Brent Jameson, High School Basketball Coach, Free Agent
This spring I came across a concept I couldn’t get out of my head. Now I must admit that I’m the type of guy who gets really excited by ideas—but this particular concept wasn’t your normal, ‘catch your attention and then forget about it two days later,’ type of concept. It was more of a, ‘I can’t stop thinking about this idea and how much it explains so many different areas of life’ type of idea. So if you haven’t been formally introduced to the concept of entropy, please allow me:
“Everything that comes together falls apart. Everything.The chair I’m sitting on, it was built, and so it will fall apart. I’m going to fall apart, probably before this chair. And you’re going to fall apart. The cells and organs and systems that make you– they came together, grew together, and so must fall apart. The Buddha knew one thing science didn’t prove for millennia after his death: Entropy increases. Things fall apart.” – John Green, Looking for Alaska
Right now you might be thinking, “Wow, thanks bud, just what I needed. A real cheerer-upper.” And I totally get that. I felt that way at first, too. You may also be thinking, “How in the heck does this apply to coaching? Did I click the wrong link?” Or maybe you’re just thinking, “man I need to buy a new chair…” In any event, I’m going to try to make a case that understanding and accepting entropy as a natural law reduces stress and frustration and makes you a better leader of young men and women.
But before we move on, it’s important to gain an understanding of social entropy:
“We cannot expect anything to stay the way we leave it. To maintain our health, relationships, careers, skills, knowledge, societies, and possessions requires never-ending effort and vigilance. Disorder is not a mistake; it is our default. Order is always artificial and temporary.” -From the article, “Entropy: The Hidden Force That Complicates Life”
As coaches, how often do we get frustrated when we “leave something” only to discover that entropy has taken over?
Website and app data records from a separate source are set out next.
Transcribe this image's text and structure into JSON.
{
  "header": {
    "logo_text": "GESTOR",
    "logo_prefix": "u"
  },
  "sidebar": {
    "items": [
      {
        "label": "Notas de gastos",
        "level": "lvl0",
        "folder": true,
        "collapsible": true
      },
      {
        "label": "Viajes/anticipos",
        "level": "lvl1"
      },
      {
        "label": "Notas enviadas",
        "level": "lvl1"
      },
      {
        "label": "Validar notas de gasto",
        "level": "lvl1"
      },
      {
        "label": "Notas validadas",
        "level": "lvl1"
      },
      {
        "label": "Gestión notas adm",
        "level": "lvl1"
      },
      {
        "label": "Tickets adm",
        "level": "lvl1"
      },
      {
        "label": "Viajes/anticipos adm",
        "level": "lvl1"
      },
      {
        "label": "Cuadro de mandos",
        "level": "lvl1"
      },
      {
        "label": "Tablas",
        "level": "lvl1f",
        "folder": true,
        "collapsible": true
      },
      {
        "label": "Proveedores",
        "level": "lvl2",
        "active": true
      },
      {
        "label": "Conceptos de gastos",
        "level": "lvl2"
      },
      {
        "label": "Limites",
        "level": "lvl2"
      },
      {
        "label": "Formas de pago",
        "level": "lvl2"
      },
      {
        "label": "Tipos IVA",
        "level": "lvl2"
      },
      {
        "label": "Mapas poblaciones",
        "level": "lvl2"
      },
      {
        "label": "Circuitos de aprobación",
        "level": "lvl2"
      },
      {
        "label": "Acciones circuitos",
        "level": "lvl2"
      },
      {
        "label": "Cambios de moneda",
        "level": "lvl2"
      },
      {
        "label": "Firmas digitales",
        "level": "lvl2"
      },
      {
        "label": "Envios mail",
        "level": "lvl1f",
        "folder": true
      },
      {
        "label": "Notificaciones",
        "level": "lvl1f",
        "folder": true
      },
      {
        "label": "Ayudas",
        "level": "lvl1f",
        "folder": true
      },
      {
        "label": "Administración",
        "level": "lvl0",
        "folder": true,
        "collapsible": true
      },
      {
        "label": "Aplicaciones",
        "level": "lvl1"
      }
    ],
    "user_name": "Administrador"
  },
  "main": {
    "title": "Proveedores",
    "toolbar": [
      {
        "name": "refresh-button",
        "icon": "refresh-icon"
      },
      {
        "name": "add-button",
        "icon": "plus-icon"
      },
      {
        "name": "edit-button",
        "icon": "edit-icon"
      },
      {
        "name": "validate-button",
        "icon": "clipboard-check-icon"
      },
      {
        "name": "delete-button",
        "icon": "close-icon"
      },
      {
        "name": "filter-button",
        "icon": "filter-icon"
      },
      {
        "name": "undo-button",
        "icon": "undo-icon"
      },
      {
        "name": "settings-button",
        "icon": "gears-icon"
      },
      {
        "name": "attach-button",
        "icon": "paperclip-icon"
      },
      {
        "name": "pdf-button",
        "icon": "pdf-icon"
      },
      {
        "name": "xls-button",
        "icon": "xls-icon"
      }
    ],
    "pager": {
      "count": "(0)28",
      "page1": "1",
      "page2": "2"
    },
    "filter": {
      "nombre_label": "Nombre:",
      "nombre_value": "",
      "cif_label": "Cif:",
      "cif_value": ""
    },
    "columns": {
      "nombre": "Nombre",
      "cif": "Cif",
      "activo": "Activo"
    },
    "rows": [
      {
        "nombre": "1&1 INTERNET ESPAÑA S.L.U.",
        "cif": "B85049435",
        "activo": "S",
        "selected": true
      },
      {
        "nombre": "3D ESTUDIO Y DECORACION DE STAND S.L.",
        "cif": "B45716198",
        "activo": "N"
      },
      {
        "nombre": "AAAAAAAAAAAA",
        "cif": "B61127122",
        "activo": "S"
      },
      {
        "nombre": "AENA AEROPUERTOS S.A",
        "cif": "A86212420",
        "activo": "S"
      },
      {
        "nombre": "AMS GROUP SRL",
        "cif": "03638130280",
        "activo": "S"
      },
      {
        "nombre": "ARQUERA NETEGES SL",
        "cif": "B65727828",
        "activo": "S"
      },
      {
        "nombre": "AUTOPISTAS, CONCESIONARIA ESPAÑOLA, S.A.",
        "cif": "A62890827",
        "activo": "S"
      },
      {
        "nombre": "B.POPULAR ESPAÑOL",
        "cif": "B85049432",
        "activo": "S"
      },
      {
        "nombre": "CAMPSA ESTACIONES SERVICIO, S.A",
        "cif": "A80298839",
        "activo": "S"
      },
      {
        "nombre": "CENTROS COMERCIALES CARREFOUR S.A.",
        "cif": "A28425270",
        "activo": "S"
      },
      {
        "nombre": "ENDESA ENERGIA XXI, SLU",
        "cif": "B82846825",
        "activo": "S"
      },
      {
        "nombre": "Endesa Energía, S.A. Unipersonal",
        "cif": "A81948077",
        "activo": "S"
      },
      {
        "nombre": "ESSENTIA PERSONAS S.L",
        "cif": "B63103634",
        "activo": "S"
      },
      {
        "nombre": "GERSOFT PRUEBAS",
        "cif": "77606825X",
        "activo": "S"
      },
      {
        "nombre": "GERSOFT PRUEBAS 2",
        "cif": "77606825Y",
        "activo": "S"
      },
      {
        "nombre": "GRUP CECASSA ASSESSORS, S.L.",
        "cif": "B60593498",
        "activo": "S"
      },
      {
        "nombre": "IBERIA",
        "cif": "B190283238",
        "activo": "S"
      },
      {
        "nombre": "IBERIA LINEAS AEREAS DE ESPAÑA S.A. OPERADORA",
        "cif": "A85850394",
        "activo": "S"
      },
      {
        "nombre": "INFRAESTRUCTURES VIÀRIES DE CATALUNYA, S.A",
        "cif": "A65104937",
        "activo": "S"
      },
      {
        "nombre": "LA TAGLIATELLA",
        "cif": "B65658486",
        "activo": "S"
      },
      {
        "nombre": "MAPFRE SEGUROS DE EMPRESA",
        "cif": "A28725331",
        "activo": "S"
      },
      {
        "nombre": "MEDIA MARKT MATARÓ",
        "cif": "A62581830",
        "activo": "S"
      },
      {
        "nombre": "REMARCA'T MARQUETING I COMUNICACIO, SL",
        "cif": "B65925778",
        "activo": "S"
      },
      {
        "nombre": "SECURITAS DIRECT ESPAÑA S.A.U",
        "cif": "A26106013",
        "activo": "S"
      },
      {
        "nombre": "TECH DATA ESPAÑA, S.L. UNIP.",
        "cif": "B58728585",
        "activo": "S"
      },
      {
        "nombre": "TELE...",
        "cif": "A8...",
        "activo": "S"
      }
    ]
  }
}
I often tell myself, “geez ‘o peets if we go away from ‘such and such’ for a few practices, all of a sudden we act like we’ve never done it before.” First of all, DUH! Second of all, understanding entropy helps me accept that regressing at something we haven’t practiced in even just a few days is normal and even expected. And it’s certainly not anything to be frustrated about, it’s simply one of nature’s many undeniable laws. We don’t get frustrated at gravity for holding us down (although you may have as a player), so why would we be frustrated with the natural law of entropy? Thirdly, and most importantly, it reminds us that it is certainly not the players’ fault, although that is always a self-soothing cop out. I’m as guilty of this as any other coach and in a moment of weakness have most definitely said, “My goodness, these kids just don’t retain anything. I swear they leave practice and don’t ever think about basketball again. And I guarantee they don’t even watch basketball… they just aren’t basketball kids (rant continues for 20 minutes).” This downward spiral is neither helpful, nor true. But understanding entropy is both of these things.
I often float these types of ideas by my friend and teaching colleague, Adam DePreist (who has wisdom for days). When I shared the concept of entropy with him, his first response was, “sounds like our jump shots are entropic.” See, I told you. Mad wisdom. However, in a follow-up email he got a little more serious. “According to the article,” DePreist said, “entropy impacts literally everything. Without care and maintenance, everything will succumb to entropy. Therefore, you’re left with a choice. What are you willing to let dissolve into chaos and disorder? My wife and I have resigned ourselves to the reality that we will not have a clean bedroom. It’s not worth the energy to us. However, our children’s homework will always (almost always) be completed. It’s worth the effort to us.”
He then challenged me to the core. “As a coach,” he asked, “what are you willing to let fall into disorder? Player relationships, parent communication, individual skill work, offensive schemes, defensive schemes, team building exercises, player grades, locker room appearance, social media presence, youth program involvement, scouting, etc.? Within each of those elements of your job, there are subgroups and subgroups within subgroups. It is not reasonable or even feasible for you to be responsible for the care and maintenance of all of those different enterprises,” he continued. “That leaves you with some choices. First, what are you willing to let become your bedroom floor? Just totally abandon if necessary? Secondly, what things are you absolutely NOT willing to relinquish control over? You want total control all of these things.” “Lastly,” he asked, “WHO do you trust to be responsible for the maintenance and care of the items that do not fall in the other two groups?”
I’ve been pondering these questions ever since. I considered sharing my list, but I still have a lot of figuring out left to do. Besides, I’m not sure how helpful it would be anyway. My bedroom floor is going to be different than yours and yours different than the next coach. But maybe if entropy is going to happen one way or another, it does make sense to be thoughtful and intentional about what we allow to succumb to entropy. So maybe next time you’re frustrated with your players or spouse or a certain area of your life, you’ll become aware, smile and think, “that’s just my old friend entropy, and he ain’t changin’, so maybe I need to.”